::: Data extract

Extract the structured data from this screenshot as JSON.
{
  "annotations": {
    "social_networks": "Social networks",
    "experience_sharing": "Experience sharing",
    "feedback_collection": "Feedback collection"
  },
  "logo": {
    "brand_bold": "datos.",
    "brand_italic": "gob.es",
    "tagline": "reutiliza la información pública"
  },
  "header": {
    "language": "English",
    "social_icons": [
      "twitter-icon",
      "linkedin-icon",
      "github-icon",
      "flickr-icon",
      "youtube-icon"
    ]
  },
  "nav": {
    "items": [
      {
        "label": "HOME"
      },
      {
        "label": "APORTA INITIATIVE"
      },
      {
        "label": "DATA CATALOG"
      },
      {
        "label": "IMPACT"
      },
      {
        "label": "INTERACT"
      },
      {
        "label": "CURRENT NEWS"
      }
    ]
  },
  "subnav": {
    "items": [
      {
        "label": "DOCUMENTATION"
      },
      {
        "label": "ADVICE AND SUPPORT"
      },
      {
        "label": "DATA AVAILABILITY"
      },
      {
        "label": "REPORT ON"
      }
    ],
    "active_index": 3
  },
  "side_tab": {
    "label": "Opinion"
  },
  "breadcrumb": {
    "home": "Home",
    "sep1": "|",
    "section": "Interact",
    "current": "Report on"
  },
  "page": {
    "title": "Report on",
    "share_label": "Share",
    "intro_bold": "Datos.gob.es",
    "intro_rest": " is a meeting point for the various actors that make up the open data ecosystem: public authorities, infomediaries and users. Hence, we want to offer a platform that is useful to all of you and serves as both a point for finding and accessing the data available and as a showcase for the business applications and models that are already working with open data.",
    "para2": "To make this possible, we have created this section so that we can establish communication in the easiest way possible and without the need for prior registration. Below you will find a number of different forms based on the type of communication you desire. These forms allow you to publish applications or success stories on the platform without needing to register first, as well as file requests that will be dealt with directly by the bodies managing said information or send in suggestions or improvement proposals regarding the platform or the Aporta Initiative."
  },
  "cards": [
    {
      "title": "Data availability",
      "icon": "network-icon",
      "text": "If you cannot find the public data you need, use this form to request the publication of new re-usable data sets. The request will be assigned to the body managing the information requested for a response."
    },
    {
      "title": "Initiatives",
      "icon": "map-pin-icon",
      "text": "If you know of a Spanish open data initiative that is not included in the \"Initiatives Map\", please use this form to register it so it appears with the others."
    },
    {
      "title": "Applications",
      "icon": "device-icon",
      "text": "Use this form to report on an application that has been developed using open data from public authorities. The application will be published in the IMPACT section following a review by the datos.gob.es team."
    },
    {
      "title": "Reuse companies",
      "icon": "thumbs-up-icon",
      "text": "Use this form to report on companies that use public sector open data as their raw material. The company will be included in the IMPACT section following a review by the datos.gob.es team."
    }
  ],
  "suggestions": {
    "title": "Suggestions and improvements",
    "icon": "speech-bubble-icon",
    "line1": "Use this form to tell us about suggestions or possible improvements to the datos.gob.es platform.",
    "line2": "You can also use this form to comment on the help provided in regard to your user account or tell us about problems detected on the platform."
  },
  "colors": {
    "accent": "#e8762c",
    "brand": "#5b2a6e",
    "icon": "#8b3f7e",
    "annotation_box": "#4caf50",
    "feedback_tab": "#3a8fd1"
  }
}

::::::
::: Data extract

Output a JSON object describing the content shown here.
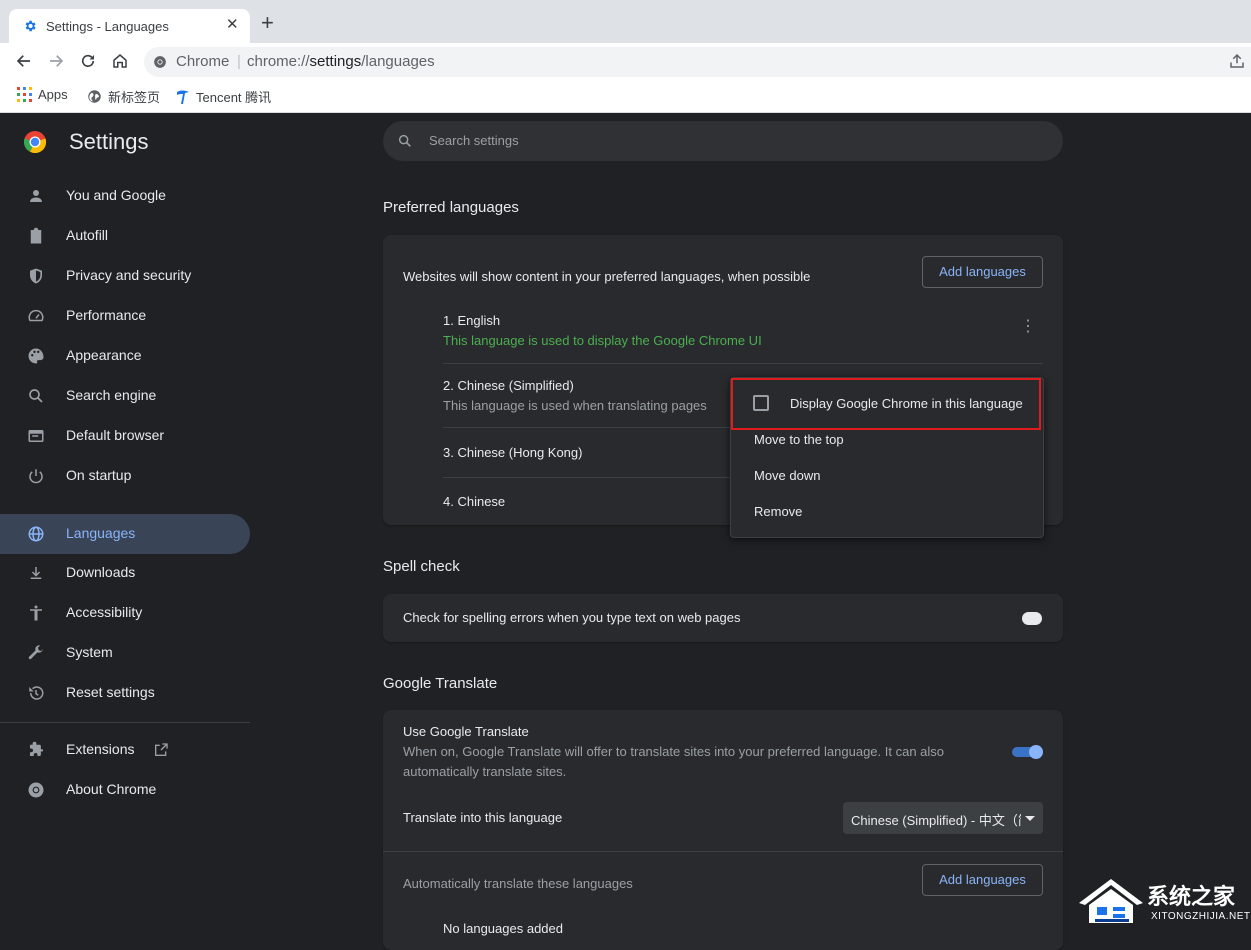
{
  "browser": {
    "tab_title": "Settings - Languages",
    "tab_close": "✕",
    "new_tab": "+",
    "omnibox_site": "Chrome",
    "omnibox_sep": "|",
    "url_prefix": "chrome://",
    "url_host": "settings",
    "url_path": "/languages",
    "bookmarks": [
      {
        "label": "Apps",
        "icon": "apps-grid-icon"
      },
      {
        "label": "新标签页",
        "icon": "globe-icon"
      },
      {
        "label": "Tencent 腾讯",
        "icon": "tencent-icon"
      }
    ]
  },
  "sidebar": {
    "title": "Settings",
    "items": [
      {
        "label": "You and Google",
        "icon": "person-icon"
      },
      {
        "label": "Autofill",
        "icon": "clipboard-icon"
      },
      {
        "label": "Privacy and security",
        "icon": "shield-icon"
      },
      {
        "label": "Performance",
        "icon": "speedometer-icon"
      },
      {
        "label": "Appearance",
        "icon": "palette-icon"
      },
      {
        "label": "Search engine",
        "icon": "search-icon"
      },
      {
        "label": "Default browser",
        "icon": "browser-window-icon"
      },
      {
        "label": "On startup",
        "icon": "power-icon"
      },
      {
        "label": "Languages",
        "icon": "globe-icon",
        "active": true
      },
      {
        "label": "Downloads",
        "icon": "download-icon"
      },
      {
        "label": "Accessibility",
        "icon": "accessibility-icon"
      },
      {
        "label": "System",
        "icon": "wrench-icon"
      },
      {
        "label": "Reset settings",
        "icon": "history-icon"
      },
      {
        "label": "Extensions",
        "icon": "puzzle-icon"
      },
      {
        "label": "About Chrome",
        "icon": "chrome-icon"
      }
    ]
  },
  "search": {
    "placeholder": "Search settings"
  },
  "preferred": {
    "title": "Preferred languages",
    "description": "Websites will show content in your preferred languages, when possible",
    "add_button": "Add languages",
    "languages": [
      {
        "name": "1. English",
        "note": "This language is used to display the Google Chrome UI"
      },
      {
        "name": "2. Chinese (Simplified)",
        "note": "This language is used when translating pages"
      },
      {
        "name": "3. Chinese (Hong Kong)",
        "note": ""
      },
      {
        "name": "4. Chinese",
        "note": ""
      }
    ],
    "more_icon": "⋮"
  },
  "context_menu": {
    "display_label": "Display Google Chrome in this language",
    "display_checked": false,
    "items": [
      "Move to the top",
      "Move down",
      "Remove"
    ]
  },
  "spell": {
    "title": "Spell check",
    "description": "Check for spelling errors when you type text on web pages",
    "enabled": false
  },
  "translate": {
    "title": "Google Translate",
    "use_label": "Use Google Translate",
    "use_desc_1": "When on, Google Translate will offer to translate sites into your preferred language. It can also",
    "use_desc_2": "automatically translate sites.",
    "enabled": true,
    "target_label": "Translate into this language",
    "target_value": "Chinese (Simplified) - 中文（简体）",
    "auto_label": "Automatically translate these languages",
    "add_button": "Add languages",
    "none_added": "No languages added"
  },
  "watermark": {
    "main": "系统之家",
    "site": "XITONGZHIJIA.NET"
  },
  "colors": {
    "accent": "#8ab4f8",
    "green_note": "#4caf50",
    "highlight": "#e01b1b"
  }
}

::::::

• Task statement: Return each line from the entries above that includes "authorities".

• Task solution:
    "intro_rest": " is a meeting point for the various actors that make up the open data ecosystem: public authorities, infomediaries and users. Hence, we want to offer a platform that is useful to all of you and serves as both a point for finding and accessing the data available and as a showcase for the business applications and models that are already working with open data.",
      "text": "Use this form to report on an application that has been developed using open data from public authorities. The application will be published in the IMPACT section following a review by the datos.gob.es team."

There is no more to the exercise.